(Data extracts begins)
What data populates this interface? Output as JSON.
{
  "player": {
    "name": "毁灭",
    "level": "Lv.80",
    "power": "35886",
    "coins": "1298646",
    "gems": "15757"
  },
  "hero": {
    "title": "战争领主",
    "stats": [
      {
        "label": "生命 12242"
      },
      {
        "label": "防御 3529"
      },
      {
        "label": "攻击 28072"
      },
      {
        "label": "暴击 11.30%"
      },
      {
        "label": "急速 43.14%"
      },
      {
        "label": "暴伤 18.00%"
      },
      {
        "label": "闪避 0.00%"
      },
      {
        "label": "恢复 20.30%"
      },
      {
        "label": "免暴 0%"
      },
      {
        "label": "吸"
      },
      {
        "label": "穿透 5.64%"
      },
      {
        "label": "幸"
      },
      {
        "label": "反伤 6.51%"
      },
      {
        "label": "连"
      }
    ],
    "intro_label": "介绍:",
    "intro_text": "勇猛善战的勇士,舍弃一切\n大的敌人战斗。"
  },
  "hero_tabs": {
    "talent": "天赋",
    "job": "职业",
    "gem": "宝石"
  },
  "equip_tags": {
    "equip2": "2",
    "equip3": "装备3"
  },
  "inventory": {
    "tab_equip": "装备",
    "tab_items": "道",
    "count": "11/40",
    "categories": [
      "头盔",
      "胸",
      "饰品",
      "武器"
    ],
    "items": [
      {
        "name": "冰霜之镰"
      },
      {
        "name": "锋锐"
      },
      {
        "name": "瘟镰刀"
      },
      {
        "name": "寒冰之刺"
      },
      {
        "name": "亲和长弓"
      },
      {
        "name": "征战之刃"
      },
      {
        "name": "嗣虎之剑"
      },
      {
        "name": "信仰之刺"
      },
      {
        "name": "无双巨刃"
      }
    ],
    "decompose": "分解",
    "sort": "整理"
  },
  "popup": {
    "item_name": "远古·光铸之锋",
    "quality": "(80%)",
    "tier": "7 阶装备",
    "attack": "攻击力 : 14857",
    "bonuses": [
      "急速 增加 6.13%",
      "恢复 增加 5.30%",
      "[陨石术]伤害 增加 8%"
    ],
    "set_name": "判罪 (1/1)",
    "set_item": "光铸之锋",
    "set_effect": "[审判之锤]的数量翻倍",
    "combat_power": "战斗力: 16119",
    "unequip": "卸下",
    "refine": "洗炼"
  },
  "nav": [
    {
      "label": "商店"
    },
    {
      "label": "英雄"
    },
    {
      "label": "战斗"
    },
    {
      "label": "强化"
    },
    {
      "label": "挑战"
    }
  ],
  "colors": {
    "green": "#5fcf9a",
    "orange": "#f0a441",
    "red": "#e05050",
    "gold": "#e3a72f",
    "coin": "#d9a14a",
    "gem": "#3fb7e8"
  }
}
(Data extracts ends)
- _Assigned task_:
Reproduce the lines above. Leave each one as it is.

- _Exercise output_:
What data populates this interface? Output as JSON.
{
  "player": {
    "name": "毁灭",
    "level": "Lv.80",
    "power": "35886",
    "coins": "1298646",
    "gems": "15757"
  },
  "hero": {
    "title": "战争领主",
    "stats": [
      {
        "label": "生命 12242"
      },
      {
        "label": "防御 3529"
      },
      {
        "label": "攻击 28072"
      },
      {
        "label": "暴击 11.30%"
      },
      {
        "label": "急速 43.14%"
      },
      {
        "label": "暴伤 18.00%"
      },
      {
        "label": "闪避 0.00%"
      },
      {
        "label": "恢复 20.30%"
      },
      {
        "label": "免暴 0%"
      },
      {
        "label": "吸"
      },
      {
        "label": "穿透 5.64%"
      },
      {
        "label": "幸"
      },
      {
        "label": "反伤 6.51%"
      },
      {
        "label": "连"
      }
    ],
    "intro_label": "介绍:",
    "intro_text": "勇猛善战的勇士,舍弃一切\n大的敌人战斗。"
  },
  "hero_tabs": {
    "talent": "天赋",
    "job": "职业",
    "gem": "宝石"
  },
  "equip_tags": {
    "equip2": "2",
    "equip3": "装备3"
  },
  "inventory": {
    "tab_equip": "装备",
    "tab_items": "道",
    "count": "11/40",
    "categories": [
      "头盔",
      "胸",
      "饰品",
      "武器"
    ],
    "items": [
      {
        "name": "冰霜之镰"
      },
      {
        "name": "锋锐"
      },
      {
        "name": "瘟镰刀"
      },
      {
        "name": "寒冰之刺"
      },
      {
        "name": "亲和长弓"
      },
      {
        "name": "征战之刃"
      },
      {
        "name": "嗣虎之剑"
      },
      {
        "name": "信仰之刺"
      },
      {
        "name": "无双巨刃"
      }
    ],
    "decompose": "分解",
    "sort": "整理"
  },
  "popup": {
    "item_name": "远古·光铸之锋",
    "quality": "(80%)",
    "tier": "7 阶装备",
    "attack": "攻击力 : 14857",
    "bonuses": [
      "急速 增加 6.13%",
      "恢复 增加 5.30%",
      "[陨石术]伤害 增加 8%"
    ],
    "set_name": "判罪 (1/1)",
    "set_item": "光铸之锋",
    "set_effect": "[审判之锤]的数量翻倍",
    "combat_power": "战斗力: 16119",
    "unequip": "卸下",
    "refine": "洗炼"
  },
  "nav": [
    {
      "label": "商店"
    },
    {
      "label": "英雄"
    },
    {
      "label": "战斗"
    },
    {
      "label": "强化"
    },
    {
      "label": "挑战"
    }
  ],
  "colors": {
    "green": "#5fcf9a",
    "orange": "#f0a441",
    "red": "#e05050",
    "gold": "#e3a72f",
    "coin": "#d9a14a",
    "gem": "#3fb7e8"
  }
}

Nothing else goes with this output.